:: TASK TO COMPLETE ::
Where does the word "title" show up in the data? Please find each such line and copy it.

- Opening Delimiter -

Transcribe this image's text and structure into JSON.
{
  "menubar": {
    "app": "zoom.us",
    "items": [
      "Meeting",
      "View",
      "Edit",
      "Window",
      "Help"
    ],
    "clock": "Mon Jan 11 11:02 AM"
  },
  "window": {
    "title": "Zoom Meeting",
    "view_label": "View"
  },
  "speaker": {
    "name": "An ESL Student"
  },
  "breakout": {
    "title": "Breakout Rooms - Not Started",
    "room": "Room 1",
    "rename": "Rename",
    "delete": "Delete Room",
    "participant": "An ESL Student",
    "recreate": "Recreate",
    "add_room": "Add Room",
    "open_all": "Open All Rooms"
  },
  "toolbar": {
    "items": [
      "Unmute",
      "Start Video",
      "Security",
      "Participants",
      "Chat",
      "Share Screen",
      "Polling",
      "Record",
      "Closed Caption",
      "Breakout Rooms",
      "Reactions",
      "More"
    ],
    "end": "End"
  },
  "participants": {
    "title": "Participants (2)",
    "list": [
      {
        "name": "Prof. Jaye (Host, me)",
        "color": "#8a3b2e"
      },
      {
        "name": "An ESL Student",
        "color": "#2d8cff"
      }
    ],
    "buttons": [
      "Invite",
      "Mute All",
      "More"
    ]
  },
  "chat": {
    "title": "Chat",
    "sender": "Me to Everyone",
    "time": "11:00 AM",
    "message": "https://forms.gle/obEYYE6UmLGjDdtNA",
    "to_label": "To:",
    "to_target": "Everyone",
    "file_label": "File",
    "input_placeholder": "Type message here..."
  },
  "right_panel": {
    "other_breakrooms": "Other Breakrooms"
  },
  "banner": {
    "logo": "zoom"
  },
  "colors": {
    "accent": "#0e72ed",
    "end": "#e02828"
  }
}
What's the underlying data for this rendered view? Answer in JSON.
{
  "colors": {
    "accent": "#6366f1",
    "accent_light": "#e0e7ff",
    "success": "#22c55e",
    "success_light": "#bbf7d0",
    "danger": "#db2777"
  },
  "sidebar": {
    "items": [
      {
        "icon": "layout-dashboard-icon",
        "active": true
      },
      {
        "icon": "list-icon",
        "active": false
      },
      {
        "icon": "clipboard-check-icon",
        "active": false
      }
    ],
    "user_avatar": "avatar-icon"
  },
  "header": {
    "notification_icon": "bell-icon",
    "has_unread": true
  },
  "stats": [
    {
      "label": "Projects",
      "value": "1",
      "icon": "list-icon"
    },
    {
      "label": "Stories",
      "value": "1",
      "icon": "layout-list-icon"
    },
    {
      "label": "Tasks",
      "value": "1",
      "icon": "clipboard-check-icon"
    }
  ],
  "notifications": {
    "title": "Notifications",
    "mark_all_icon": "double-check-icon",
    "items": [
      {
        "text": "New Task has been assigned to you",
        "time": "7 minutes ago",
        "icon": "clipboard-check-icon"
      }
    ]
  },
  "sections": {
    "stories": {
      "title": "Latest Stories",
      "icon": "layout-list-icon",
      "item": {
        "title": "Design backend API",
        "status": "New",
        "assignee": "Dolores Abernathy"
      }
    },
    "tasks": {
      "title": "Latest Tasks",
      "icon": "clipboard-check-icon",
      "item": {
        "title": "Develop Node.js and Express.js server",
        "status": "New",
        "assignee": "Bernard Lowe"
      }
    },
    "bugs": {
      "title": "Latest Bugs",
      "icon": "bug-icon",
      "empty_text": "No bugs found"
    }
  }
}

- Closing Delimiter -

:: SOLUTION TO THE EXERCISE ::
    "title": "Zoom Meeting",
    "title": "Breakout Rooms - Not Started",
    "title": "Participants (2)",
    "title": "Chat",
    "title": "Notifications",
      "title": "Latest Stories",
        "title": "Design backend API",
      "title": "Latest Tasks",
        "title": "Develop Node.js and Express.js server",
      "title": "Latest Bugs",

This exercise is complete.